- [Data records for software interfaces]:
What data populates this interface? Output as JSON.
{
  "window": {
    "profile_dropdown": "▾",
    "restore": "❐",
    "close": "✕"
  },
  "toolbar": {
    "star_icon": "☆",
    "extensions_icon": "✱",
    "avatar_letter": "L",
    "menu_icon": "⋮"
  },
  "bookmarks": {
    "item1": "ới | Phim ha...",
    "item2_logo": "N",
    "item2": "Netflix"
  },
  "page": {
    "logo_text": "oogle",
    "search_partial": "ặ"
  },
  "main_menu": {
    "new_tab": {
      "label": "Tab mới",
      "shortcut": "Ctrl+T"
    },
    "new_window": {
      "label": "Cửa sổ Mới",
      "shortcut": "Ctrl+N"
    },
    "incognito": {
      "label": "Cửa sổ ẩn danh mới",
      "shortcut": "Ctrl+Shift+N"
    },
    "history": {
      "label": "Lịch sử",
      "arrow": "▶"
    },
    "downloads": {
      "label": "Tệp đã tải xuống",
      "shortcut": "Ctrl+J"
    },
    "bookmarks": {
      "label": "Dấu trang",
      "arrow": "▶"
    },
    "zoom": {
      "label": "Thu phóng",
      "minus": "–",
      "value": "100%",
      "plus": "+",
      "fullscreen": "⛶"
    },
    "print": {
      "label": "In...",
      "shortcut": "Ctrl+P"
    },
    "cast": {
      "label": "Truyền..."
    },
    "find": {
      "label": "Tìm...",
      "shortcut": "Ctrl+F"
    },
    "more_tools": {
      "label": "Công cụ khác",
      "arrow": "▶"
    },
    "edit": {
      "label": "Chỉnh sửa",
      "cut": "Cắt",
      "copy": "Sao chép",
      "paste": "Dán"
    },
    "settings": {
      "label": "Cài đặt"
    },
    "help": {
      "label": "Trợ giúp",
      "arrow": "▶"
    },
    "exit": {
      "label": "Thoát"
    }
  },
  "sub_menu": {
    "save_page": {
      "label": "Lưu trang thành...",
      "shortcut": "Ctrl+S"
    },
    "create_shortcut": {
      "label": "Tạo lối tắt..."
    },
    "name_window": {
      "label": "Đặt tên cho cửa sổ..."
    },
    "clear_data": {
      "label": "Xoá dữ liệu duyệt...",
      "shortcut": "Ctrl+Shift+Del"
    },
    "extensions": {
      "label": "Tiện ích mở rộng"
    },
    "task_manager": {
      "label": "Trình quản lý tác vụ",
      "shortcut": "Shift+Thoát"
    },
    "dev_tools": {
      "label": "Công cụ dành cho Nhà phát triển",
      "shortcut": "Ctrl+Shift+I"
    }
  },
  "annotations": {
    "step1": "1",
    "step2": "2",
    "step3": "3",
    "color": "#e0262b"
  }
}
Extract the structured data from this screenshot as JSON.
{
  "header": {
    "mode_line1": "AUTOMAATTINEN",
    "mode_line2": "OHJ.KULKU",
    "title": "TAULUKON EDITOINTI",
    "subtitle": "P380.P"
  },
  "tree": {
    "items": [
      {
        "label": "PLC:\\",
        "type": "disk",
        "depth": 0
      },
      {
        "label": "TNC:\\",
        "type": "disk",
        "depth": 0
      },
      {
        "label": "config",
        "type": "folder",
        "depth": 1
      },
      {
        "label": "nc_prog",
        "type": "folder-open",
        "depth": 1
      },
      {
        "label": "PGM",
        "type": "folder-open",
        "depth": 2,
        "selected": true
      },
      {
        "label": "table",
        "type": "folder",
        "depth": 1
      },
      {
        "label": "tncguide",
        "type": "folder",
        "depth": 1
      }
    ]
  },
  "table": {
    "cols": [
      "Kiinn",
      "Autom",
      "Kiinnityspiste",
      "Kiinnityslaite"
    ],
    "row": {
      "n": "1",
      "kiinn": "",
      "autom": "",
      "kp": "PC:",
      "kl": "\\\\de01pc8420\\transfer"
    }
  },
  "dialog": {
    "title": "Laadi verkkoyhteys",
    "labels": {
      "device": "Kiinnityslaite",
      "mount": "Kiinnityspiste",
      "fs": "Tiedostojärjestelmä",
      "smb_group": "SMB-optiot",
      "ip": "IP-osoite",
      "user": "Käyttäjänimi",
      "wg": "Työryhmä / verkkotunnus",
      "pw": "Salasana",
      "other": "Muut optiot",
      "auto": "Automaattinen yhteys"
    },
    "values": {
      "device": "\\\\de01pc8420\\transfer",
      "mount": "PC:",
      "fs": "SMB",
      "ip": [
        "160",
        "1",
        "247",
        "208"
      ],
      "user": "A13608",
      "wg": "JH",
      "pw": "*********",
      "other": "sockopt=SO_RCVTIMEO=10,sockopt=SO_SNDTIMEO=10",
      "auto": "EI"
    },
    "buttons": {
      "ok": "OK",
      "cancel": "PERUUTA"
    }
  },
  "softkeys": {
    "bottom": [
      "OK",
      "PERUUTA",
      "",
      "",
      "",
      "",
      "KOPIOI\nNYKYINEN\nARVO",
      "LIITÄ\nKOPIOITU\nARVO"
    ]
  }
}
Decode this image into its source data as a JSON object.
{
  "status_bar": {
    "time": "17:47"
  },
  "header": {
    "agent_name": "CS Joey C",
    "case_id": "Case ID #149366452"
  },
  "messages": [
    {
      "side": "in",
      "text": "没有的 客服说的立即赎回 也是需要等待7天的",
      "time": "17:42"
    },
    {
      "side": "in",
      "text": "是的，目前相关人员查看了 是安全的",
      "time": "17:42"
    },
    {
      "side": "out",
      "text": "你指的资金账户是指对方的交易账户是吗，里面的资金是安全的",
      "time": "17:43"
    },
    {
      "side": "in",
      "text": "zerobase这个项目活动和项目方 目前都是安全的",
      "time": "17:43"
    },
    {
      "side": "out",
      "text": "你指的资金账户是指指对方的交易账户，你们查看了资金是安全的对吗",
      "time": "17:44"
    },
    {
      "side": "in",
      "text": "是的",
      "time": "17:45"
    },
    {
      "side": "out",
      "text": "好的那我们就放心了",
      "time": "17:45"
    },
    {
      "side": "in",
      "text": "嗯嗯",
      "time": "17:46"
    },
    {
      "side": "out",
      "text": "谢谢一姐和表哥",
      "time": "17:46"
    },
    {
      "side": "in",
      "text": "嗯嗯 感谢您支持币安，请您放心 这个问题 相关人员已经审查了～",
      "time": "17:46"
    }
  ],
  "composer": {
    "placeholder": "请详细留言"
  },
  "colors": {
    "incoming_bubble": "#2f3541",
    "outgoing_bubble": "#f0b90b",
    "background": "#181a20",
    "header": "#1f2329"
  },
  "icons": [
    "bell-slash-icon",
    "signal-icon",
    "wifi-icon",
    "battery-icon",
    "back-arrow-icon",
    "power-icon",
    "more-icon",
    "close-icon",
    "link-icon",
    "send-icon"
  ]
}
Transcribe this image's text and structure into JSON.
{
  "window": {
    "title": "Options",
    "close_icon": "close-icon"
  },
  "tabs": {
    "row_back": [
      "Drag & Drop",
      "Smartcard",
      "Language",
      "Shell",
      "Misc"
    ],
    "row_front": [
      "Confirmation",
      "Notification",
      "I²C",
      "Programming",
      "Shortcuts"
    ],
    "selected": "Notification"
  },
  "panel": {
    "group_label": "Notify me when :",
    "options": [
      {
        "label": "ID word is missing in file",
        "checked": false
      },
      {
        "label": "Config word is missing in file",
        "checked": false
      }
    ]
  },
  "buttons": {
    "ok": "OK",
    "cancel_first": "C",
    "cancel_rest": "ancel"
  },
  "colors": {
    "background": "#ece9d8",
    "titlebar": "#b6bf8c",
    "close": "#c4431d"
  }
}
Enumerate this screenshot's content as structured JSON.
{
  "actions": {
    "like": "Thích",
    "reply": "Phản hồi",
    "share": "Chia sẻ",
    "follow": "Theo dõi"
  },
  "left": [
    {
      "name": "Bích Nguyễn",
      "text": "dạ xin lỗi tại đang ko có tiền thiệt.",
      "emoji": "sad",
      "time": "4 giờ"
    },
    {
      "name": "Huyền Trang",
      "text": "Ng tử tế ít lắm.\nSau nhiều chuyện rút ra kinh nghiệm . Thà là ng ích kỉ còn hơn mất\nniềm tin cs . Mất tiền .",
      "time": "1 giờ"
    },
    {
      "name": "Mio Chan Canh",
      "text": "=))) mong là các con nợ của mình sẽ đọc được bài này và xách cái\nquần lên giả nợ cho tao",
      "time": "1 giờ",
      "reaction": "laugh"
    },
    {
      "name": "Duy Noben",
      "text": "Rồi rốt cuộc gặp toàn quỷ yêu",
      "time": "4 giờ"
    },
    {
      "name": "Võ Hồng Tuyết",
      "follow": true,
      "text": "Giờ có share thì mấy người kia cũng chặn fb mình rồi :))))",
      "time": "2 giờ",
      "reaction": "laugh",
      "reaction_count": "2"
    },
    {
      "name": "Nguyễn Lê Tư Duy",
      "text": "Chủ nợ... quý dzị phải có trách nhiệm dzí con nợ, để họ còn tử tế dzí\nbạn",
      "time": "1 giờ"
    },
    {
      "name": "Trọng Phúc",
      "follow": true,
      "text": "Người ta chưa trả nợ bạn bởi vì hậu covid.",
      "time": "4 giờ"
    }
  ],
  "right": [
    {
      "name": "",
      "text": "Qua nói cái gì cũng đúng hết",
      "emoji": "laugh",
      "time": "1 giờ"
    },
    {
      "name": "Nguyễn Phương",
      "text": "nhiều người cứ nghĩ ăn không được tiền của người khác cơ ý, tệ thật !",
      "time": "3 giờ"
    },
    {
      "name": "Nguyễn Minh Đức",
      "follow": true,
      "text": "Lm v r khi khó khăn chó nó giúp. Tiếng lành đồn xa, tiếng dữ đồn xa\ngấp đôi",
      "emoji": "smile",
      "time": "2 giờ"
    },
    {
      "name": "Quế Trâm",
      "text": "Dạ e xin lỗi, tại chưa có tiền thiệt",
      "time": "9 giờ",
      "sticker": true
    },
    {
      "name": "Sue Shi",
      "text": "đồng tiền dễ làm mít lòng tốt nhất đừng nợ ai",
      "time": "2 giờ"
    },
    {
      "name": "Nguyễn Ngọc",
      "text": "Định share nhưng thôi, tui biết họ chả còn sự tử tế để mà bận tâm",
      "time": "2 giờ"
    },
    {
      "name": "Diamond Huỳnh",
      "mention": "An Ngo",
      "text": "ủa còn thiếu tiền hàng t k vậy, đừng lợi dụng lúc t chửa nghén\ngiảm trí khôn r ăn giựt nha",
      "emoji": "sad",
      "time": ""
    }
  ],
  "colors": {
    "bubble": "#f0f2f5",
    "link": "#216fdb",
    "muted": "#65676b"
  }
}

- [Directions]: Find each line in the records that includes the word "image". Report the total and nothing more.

- [Task answer]: 2